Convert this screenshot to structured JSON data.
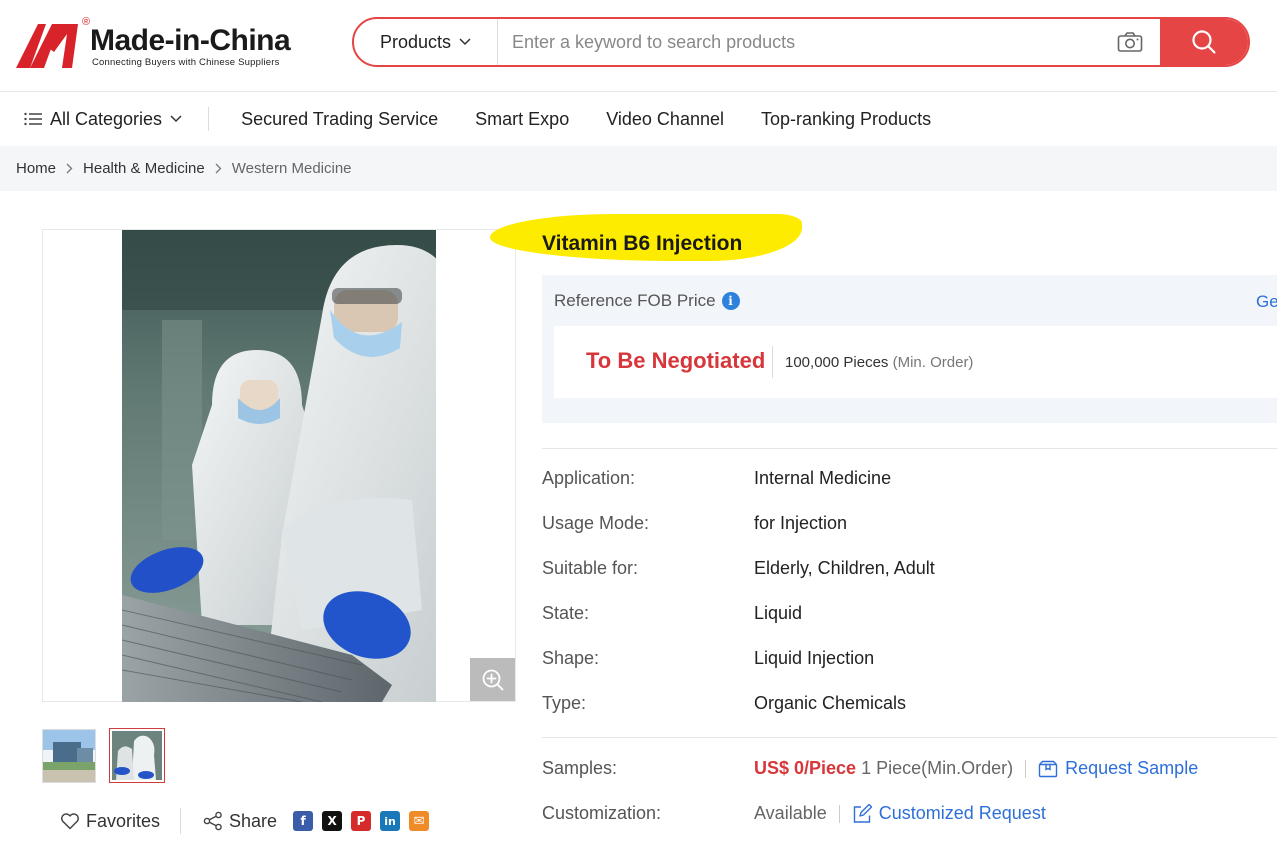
{
  "brand": {
    "name": "Made-in-China",
    "tagline": "Connecting Buyers with Chinese Suppliers",
    "reg": "®"
  },
  "search": {
    "category": "Products",
    "placeholder": "Enter a keyword to search products"
  },
  "nav": {
    "all_categories": "All Categories",
    "items": [
      "Secured Trading Service",
      "Smart Expo",
      "Video Channel",
      "Top-ranking Products"
    ]
  },
  "breadcrumb": [
    "Home",
    "Health & Medicine",
    "Western Medicine"
  ],
  "product": {
    "title": "Vitamin B6 Injection",
    "price_label": "Reference FOB Price",
    "price_link": "Ge",
    "price": "To Be Negotiated",
    "moq_qty": "100,000 Pieces",
    "moq_note": "(Min. Order)"
  },
  "specs": [
    {
      "key": "Application:",
      "value": "Internal Medicine"
    },
    {
      "key": "Usage Mode:",
      "value": "for Injection"
    },
    {
      "key": "Suitable for:",
      "value": "Elderly, Children, Adult"
    },
    {
      "key": "State:",
      "value": "Liquid"
    },
    {
      "key": "Shape:",
      "value": "Liquid Injection"
    },
    {
      "key": "Type:",
      "value": "Organic Chemicals"
    }
  ],
  "samples": {
    "key": "Samples:",
    "price": "US$ 0/Piece",
    "min": "1 Piece(Min.Order)",
    "link": "Request Sample"
  },
  "customization": {
    "key": "Customization:",
    "status": "Available",
    "link": "Customized Request"
  },
  "actions": {
    "favorites": "Favorites",
    "share": "Share"
  },
  "socials": [
    {
      "name": "facebook",
      "glyph": "f",
      "color": "#3b5ca8"
    },
    {
      "name": "x",
      "glyph": "X",
      "color": "#111111"
    },
    {
      "name": "pinterest",
      "glyph": "P",
      "color": "#d62b2b"
    },
    {
      "name": "linkedin",
      "glyph": "in",
      "color": "#1a78b8"
    },
    {
      "name": "email",
      "glyph": "✉",
      "color": "#f08c28"
    }
  ],
  "colors": {
    "brand_red": "#e64545",
    "price_red": "#d7373a",
    "link_blue": "#2e6fd9",
    "highlight": "#fdec00"
  }
}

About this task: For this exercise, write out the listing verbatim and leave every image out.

Task response:
Convert this screenshot to structured JSON data.
{
  "brand": {
    "name": "Made-in-China",
    "tagline": "Connecting Buyers with Chinese Suppliers",
    "reg": "®"
  },
  "search": {
    "category": "Products",
    "placeholder": "Enter a keyword to search products"
  },
  "nav": {
    "all_categories": "All Categories",
    "items": [
      "Secured Trading Service",
      "Smart Expo",
      "Video Channel",
      "Top-ranking Products"
    ]
  },
  "breadcrumb": [
    "Home",
    "Health & Medicine",
    "Western Medicine"
  ],
  "product": {
    "title": "Vitamin B6 Injection",
    "price_label": "Reference FOB Price",
    "price_link": "Ge",
    "price": "To Be Negotiated",
    "moq_qty": "100,000 Pieces",
    "moq_note": "(Min. Order)"
  },
  "specs": [
    {
      "key": "Application:",
      "value": "Internal Medicine"
    },
    {
      "key": "Usage Mode:",
      "value": "for Injection"
    },
    {
      "key": "Suitable for:",
      "value": "Elderly, Children, Adult"
    },
    {
      "key": "State:",
      "value": "Liquid"
    },
    {
      "key": "Shape:",
      "value": "Liquid Injection"
    },
    {
      "key": "Type:",
      "value": "Organic Chemicals"
    }
  ],
  "samples": {
    "key": "Samples:",
    "price": "US$ 0/Piece",
    "min": "1 Piece(Min.Order)",
    "link": "Request Sample"
  },
  "customization": {
    "key": "Customization:",
    "status": "Available",
    "link": "Customized Request"
  },
  "actions": {
    "favorites": "Favorites",
    "share": "Share"
  },
  "socials": [
    {
      "name": "facebook",
      "glyph": "f",
      "color": "#3b5ca8"
    },
    {
      "name": "x",
      "glyph": "X",
      "color": "#111111"
    },
    {
      "name": "pinterest",
      "glyph": "P",
      "color": "#d62b2b"
    },
    {
      "name": "linkedin",
      "glyph": "in",
      "color": "#1a78b8"
    },
    {
      "name": "email",
      "glyph": "✉",
      "color": "#f08c28"
    }
  ],
  "colors": {
    "brand_red": "#e64545",
    "price_red": "#d7373a",
    "link_blue": "#2e6fd9",
    "highlight": "#fdec00"
  }
}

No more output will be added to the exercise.